This article (and film clip) appeared in the LA Times today. The headline is problematic, since Harrington’s handling of his fieldnotes meant that the information only came back to the Chumash through the hard work of many who searched out the fieldnotes and deciphered them rather than through some generosity of spirit on Harrington’s part. I found it very interesting because of my past involvement with Chumash area archaeology and anthropology, and teaching about the Chumash and about J. P. Harrington himself as well as having run several fieldschools where we engaged with aspects of Chumash history and with Harrington’s own story too. I have a very high regard for the work of Dr. John Johnson at the Sant Barbara Museum, and I think that the reported research and Ernestine De Soto’s contributions are very worthwhile, but the background to the newspaper story is the exploration of what lay behind a television documentary that appeared last fall. Paul Goldsmith made this program called “Six Generations” which goes much further into the story touched on the the paper. (Goldsmith posted some of his own notes regarding the production on the web as well – http://www.paulgoldsmithasc.com/sixgenerations.html)
He is an accomplished cinematographer with past work in documentary, advertising and fiction films. In this television documentary, done over a period of years, he directs as well as doing the camera work. Johnson acted as executive producer as well as being one of the subjects of the film, in the sense that it explores his own research along with De Soto’s life, family history and experience with Harrington, both in her own life, and in her work with his papers.
The clip from the film is quite substantial, and I would like to see the whole thing soon, but let’s consider the clip for a moment since this will probably reach a much wider audience than the whole film. Documentaries, even short pieces like this have conventions which change over time. In this one we begin in the center of things, introduced to Ernestine as she looks at a museum exhibit on her people, and she starts by explaining her personal sense of Chumash identity, with its roots in personal experience, in recent genetic research and in deep engagement with collaborative documentary research over a period of years.
Goldsmith talks about the challenges of structuring the film so that the audience takes away some depth and complexity of information, and not just a general impression that Ernestine is an interesting and attractive woman whose family has suvived through some generations of tough times.

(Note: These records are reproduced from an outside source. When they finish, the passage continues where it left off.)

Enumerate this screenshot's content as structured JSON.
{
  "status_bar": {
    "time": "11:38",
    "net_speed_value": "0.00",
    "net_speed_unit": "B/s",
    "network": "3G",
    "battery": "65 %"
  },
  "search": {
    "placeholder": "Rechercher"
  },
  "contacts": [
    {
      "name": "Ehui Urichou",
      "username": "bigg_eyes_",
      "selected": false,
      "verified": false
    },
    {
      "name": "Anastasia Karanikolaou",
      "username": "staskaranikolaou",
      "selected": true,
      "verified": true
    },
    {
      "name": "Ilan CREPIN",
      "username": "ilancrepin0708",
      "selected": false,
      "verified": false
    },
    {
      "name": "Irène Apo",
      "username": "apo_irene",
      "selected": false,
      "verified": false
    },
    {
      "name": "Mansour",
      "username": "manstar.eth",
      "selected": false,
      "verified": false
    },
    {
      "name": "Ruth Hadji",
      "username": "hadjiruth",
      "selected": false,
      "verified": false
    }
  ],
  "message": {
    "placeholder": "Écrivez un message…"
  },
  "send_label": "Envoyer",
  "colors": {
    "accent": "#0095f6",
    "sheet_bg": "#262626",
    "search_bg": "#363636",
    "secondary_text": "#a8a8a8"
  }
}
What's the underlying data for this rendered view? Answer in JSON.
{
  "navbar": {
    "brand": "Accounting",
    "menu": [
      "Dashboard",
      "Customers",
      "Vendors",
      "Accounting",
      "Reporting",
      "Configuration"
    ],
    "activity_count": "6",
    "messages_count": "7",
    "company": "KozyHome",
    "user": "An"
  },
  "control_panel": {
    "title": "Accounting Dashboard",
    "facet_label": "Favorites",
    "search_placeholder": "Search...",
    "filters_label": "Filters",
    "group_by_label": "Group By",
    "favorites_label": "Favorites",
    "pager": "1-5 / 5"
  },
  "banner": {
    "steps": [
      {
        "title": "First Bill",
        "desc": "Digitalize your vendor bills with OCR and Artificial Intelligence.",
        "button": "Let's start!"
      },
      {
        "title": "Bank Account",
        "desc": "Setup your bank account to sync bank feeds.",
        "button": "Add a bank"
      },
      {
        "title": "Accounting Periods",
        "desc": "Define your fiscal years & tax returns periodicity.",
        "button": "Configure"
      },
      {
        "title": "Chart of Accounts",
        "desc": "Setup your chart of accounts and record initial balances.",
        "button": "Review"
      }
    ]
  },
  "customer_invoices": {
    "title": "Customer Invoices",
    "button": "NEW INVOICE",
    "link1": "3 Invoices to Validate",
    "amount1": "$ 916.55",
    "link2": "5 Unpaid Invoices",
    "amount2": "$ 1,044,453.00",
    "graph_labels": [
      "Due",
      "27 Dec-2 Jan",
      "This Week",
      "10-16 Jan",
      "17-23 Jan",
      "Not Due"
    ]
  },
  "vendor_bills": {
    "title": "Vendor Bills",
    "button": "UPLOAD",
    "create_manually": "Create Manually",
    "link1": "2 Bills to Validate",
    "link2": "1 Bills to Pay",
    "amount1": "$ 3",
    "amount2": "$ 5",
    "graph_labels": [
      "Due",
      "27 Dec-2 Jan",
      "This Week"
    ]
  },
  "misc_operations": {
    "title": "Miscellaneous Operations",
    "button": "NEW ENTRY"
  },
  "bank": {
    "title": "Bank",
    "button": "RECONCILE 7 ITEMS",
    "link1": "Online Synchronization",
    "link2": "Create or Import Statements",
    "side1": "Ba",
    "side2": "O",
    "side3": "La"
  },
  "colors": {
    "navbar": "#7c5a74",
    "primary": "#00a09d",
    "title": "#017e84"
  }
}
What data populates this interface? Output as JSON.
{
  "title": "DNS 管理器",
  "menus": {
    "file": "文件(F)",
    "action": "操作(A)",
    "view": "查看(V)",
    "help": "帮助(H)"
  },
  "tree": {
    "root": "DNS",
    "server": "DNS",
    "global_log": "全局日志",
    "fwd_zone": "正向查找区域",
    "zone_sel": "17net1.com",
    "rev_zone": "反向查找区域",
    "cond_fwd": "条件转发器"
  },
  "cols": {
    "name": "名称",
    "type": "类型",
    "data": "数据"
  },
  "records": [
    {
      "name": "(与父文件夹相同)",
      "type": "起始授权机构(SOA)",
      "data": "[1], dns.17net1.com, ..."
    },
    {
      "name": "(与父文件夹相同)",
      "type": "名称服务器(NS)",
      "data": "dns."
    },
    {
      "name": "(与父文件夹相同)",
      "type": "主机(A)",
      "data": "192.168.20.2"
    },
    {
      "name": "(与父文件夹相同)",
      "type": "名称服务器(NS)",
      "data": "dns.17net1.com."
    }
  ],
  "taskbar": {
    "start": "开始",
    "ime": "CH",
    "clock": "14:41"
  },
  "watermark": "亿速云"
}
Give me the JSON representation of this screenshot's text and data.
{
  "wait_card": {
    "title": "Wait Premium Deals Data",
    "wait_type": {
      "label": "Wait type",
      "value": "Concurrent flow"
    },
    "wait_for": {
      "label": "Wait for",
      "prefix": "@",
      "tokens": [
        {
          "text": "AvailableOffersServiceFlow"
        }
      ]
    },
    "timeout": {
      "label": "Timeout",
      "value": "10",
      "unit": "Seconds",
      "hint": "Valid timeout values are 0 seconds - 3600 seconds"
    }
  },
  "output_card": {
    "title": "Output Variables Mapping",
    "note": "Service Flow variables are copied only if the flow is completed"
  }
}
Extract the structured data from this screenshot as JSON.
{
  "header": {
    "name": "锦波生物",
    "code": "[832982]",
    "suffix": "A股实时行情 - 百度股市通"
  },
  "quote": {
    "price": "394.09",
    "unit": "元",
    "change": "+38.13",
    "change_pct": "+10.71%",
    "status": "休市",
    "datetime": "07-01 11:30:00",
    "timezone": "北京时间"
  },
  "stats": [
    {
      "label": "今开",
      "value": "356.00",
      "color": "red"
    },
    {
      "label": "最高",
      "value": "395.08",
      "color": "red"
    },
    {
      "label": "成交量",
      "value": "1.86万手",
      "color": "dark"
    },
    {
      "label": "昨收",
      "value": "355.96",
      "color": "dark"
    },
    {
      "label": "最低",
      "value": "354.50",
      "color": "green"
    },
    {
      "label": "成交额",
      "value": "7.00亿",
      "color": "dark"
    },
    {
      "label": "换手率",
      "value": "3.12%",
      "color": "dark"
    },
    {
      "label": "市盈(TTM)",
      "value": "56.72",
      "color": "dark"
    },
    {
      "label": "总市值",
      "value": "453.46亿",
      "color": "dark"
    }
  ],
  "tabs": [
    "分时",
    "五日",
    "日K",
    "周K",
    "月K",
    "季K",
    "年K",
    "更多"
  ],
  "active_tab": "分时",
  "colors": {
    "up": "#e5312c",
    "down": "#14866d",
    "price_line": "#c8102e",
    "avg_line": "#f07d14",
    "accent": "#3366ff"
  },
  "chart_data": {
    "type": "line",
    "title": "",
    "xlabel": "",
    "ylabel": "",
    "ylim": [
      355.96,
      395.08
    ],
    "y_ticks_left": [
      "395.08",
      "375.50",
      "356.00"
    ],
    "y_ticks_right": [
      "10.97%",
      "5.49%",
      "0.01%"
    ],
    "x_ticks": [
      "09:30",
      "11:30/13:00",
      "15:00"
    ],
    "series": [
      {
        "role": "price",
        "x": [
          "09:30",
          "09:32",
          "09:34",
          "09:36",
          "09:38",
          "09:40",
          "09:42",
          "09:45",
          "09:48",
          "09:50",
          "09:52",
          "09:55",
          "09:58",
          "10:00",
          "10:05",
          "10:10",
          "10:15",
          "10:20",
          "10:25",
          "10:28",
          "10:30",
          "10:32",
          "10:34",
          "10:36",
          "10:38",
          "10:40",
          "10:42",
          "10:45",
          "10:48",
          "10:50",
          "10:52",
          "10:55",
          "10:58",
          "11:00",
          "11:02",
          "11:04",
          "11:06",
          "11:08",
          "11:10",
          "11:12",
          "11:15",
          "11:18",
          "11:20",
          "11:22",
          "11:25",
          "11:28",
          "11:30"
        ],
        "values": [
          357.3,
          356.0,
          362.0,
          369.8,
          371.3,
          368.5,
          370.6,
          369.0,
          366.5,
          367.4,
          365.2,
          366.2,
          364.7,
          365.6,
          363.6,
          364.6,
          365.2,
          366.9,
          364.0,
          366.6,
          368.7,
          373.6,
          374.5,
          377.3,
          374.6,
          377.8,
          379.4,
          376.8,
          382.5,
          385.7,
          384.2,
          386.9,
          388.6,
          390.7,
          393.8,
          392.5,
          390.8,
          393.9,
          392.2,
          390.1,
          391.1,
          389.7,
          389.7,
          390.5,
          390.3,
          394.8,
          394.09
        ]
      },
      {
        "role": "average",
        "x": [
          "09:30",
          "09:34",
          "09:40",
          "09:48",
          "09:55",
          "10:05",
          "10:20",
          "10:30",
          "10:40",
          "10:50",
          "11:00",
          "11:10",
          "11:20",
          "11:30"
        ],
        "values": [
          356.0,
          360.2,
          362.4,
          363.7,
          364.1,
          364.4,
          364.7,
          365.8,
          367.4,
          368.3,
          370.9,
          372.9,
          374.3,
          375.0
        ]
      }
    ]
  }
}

It would be good to hear him expand on this further. He mentions that he tried earlier versions of the film on audiences for several years before arriving at the edit that was broadcast in the end. He does not yet have anything posted on the reaction to the broadcast, but I think this is likely to be an excellent teaching film for many purposes.